Material for this exercise:
+ + +

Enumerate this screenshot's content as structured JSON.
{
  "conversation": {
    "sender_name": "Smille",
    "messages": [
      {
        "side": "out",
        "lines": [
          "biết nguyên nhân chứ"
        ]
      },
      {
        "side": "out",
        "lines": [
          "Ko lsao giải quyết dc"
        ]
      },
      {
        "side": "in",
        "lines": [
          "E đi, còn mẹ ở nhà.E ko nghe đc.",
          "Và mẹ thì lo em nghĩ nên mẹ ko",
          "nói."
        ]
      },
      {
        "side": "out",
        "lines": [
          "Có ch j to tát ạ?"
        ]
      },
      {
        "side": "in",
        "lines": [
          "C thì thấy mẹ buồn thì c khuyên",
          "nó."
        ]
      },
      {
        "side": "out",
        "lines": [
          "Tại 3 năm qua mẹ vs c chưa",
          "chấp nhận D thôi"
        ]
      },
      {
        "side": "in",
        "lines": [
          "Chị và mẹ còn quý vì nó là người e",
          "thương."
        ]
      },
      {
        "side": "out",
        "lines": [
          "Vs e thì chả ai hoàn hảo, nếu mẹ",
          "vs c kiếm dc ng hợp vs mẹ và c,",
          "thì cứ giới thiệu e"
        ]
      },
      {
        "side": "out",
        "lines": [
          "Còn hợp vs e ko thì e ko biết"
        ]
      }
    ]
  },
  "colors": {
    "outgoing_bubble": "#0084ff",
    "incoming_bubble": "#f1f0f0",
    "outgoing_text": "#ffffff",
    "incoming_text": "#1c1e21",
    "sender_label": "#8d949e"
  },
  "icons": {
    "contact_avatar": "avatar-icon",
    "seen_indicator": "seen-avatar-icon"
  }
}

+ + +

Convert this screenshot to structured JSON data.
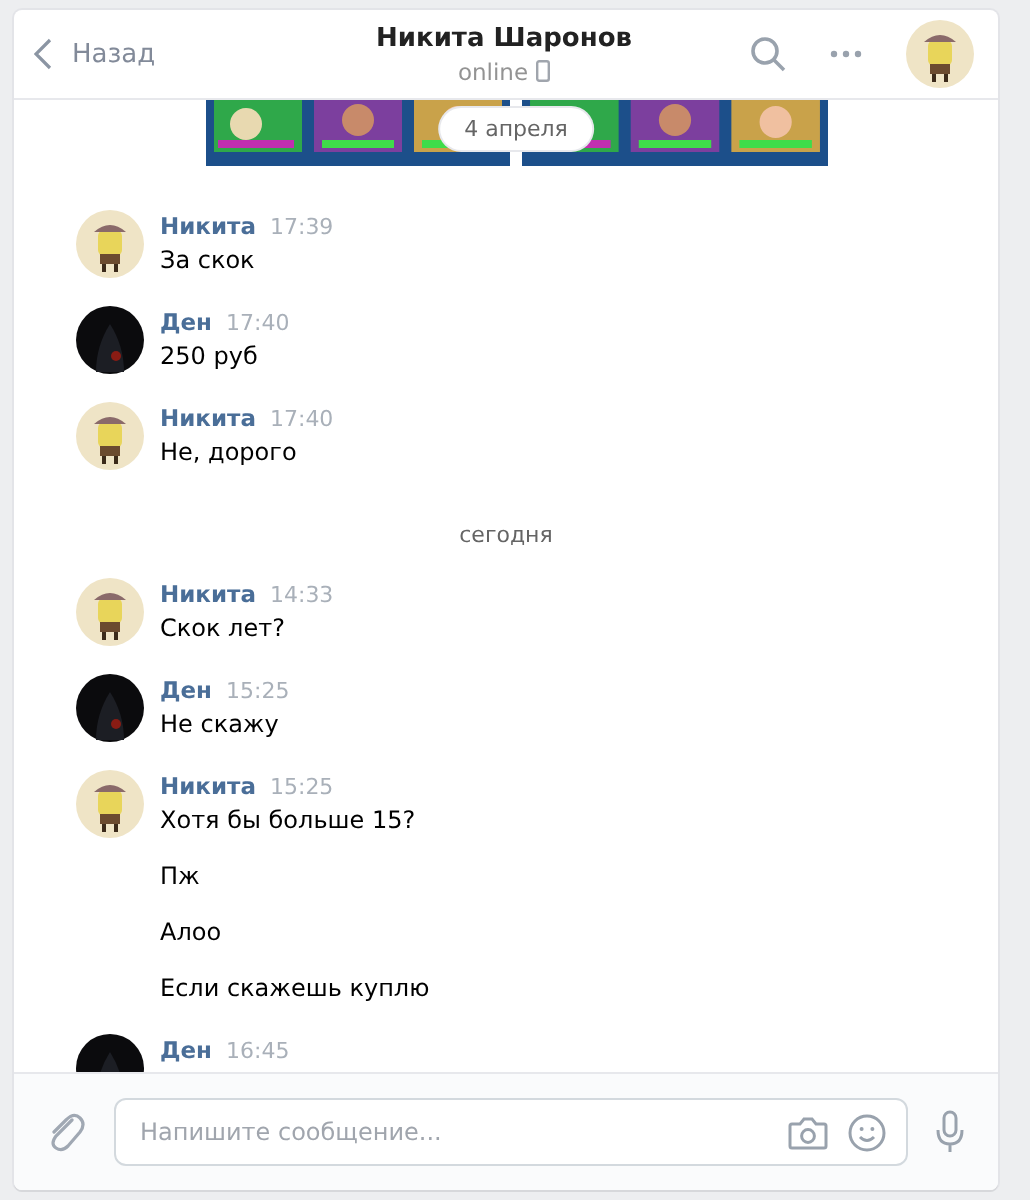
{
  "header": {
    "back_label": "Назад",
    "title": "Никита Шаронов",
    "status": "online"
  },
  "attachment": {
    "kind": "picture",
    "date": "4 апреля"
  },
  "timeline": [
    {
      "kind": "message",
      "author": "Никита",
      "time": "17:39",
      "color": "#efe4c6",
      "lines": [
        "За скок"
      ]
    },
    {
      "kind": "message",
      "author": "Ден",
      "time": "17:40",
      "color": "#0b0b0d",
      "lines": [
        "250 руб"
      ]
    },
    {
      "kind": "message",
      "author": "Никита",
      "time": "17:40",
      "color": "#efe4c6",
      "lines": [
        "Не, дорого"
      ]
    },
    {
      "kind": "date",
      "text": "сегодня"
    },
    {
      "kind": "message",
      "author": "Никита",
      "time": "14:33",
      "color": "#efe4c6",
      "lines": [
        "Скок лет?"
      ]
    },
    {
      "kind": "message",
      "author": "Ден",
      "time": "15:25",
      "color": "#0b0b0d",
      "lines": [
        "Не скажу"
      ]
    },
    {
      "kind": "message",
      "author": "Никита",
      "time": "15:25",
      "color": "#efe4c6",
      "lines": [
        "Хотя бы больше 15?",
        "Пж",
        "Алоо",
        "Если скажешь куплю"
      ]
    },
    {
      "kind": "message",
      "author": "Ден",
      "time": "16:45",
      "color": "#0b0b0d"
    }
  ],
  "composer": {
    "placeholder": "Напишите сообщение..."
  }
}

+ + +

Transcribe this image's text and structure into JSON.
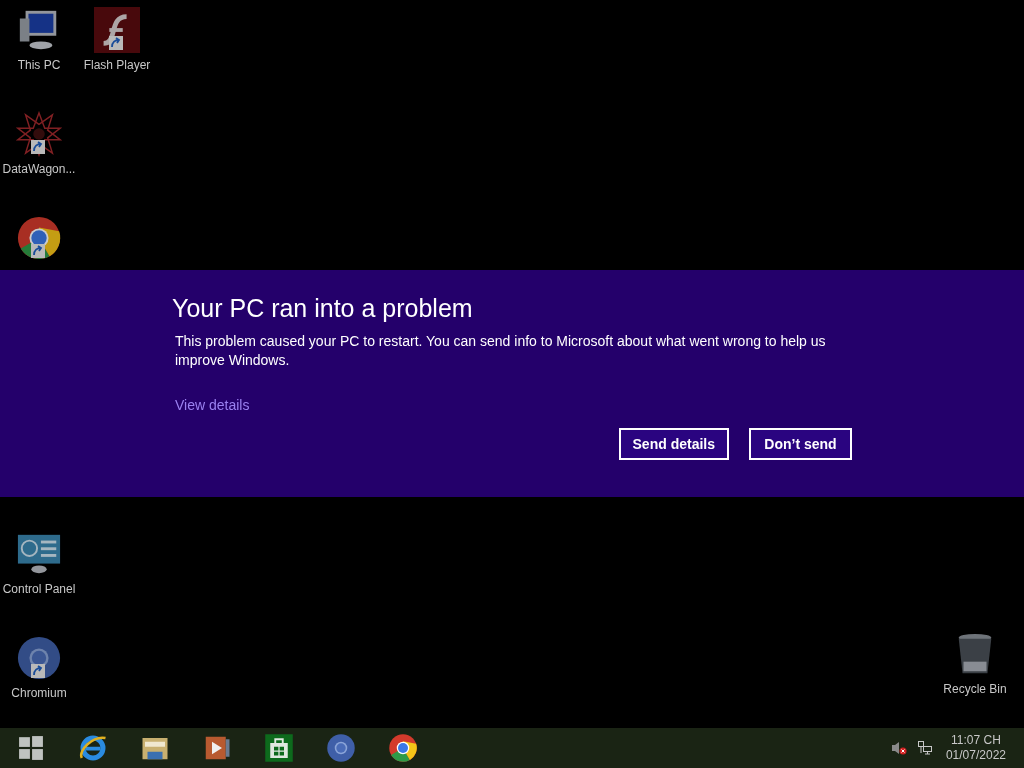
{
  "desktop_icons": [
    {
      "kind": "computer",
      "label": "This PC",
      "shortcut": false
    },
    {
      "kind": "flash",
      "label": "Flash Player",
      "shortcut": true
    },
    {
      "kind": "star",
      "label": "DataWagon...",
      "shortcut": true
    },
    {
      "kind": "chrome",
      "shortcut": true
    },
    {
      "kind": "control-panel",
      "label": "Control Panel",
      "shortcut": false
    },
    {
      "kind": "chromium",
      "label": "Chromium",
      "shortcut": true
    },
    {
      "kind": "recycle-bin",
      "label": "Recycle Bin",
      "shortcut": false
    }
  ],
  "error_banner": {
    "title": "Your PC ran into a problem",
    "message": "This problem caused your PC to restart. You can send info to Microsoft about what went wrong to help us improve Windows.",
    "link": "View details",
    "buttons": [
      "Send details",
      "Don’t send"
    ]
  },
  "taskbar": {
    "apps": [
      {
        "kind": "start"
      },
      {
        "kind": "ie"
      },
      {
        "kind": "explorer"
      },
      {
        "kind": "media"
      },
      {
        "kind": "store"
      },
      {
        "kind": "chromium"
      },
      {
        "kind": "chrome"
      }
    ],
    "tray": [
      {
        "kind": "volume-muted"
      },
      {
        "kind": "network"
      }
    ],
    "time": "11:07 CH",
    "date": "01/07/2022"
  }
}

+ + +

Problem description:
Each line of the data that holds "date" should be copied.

The answer:
    "date": "4 апреля"
      "kind": "date",
    "date": "01/07/2022"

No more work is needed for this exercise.